As an American devotee of your publication I was anxious to read the articles on fans’ displeasure with American owners of Liverpool and Manchester United (WSC 253). Both articles mention the whimpering anti-American feelings that each club’s supporters have felt since their respective takeovers. These supporters are pathetic and naive. They need to wake up and smell the Starbucks. Americans have discovered English football (as a sport and revenue stream), and we are taking over. We now own four Premier League clubs and there are more US players in the Premier League than ever before – 13 (until Fulham are relegated). The official beer of the Premier League has been Budweiser for several years. Budweiser! And soon official matches will be played in the USA, at a time of day convenient for me, not you. Like everything else, America will take over and there is nothing you can do to stop us! Fans’ buy-out? Seriously? They are so adorable with their little signs and protests. Now get back in your seats. Of course your seat is no longer in the Kop, it’s located in the “Coca-Cola concourse brought to you by Bank of America” – with Bank of America, you’ll never walk alone. Now who’s ready for some soccer?
Adam Tripi, Boston, USA
During the commentary of England v Switzerland, Motty was heard to mutter to Lawro that he didn’t know how to apply for tickets online. This was delivered with a sniggering half-apology, suggesting that he is ignorant of, and yet superior to, the modern world. A quick check back to the heady days of Germany 1 England 5 and the same smarmy one makes a similar plea of ignorance and innocence to Trevor Brooking, again over online ticketing – over six years earlier. How can a BBC commentator live such an isolated existence and be unmoved by the technological revolution? Quite easily, it seems.
Luke Fairweather, Watford
The idea to stage some Premier League matches abroad is, I think, a masterstroke.

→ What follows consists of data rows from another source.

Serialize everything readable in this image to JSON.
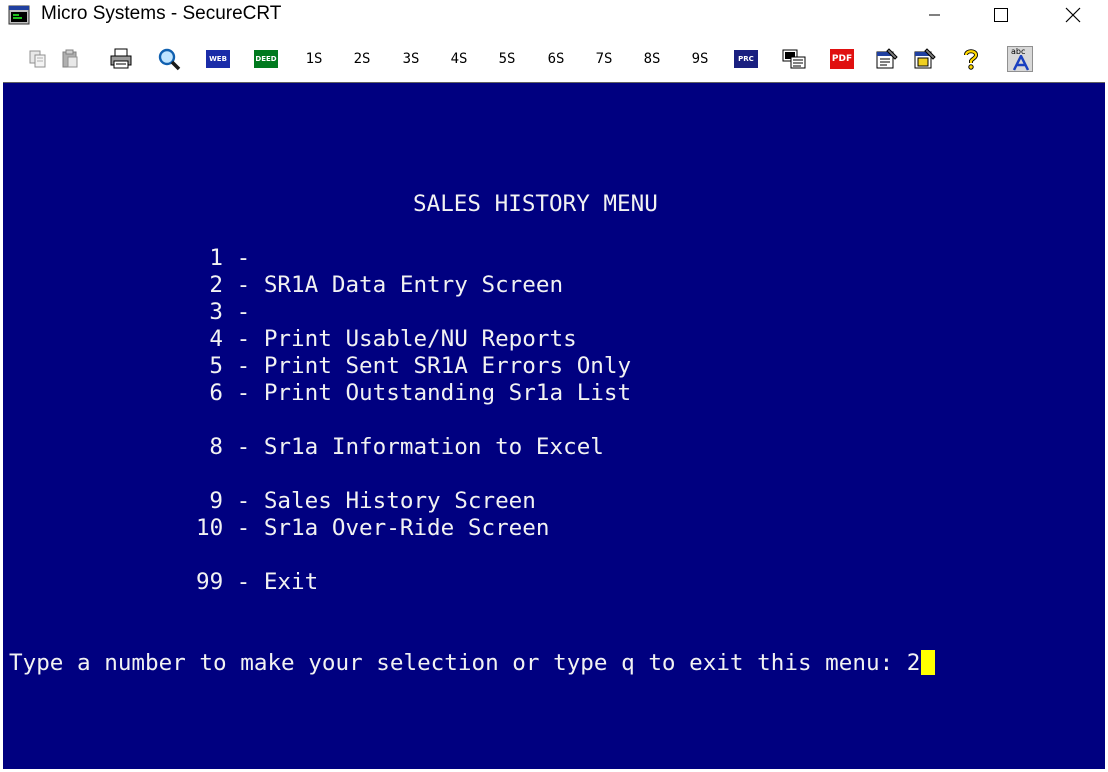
{
  "window": {
    "title": "Micro Systems - SecureCRT",
    "app_icon": "securecrt-icon",
    "controls": {
      "minimize_icon": "minimize-icon",
      "maximize_icon": "maximize-icon",
      "close_icon": "close-icon"
    }
  },
  "toolbar": {
    "session_buttons": [
      "1S",
      "2S",
      "3S",
      "4S",
      "5S",
      "6S",
      "7S",
      "8S",
      "9S"
    ],
    "web_label": "WEB",
    "deed_label": "DEED",
    "proc_label": "PRC",
    "pdf_label": "PDF",
    "abc_label": "abc",
    "icons": [
      "copy-icon",
      "paste-icon",
      "print-icon",
      "find-icon",
      "web-icon",
      "deed-icon",
      "proc-icon",
      "log-session-icon",
      "pdf-icon",
      "session-options-icon",
      "global-options-icon",
      "help-icon",
      "spell-icon"
    ],
    "colors": {
      "web": "#1a2ca8",
      "deed": "#007a1e",
      "proc": "#1a2080",
      "pdf": "#e01010"
    }
  },
  "terminal": {
    "background": "#000080",
    "foreground": "#f2f2f2",
    "cursor_color": "#ffff00",
    "title": "SALES HISTORY MENU",
    "menu_items": [
      {
        "number": "1",
        "dash": "-",
        "label": ""
      },
      {
        "number": "2",
        "dash": "-",
        "label": "SR1A Data Entry Screen"
      },
      {
        "number": "3",
        "dash": "-",
        "label": ""
      },
      {
        "number": "4",
        "dash": "-",
        "label": "Print Usable/NU Reports"
      },
      {
        "number": "5",
        "dash": "-",
        "label": "Print Sent SR1A Errors Only"
      },
      {
        "number": "6",
        "dash": "-",
        "label": "Print Outstanding Sr1a List"
      },
      {
        "number": "8",
        "dash": "-",
        "label": "Sr1a Information to Excel"
      },
      {
        "number": "9",
        "dash": "-",
        "label": "Sales History Screen"
      },
      {
        "number": "10",
        "dash": "-",
        "label": "Sr1a Over-Ride Screen"
      },
      {
        "number": "99",
        "dash": "-",
        "label": "Exit"
      }
    ],
    "prompt": "Type a number to make your selection or type q to exit this menu: ",
    "input_value": "2"
  }
}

They’ve obviously noted the high ticket prices at Chelsea, Manchester United and others and have come to the conclusion that by travelling to Bangkok by Easyjet or Ryanair and buying a ticket in local currency the average UK based fan could actually save money…
Mark Carroll, Chicksands, Beds
From WSC 254 April 2008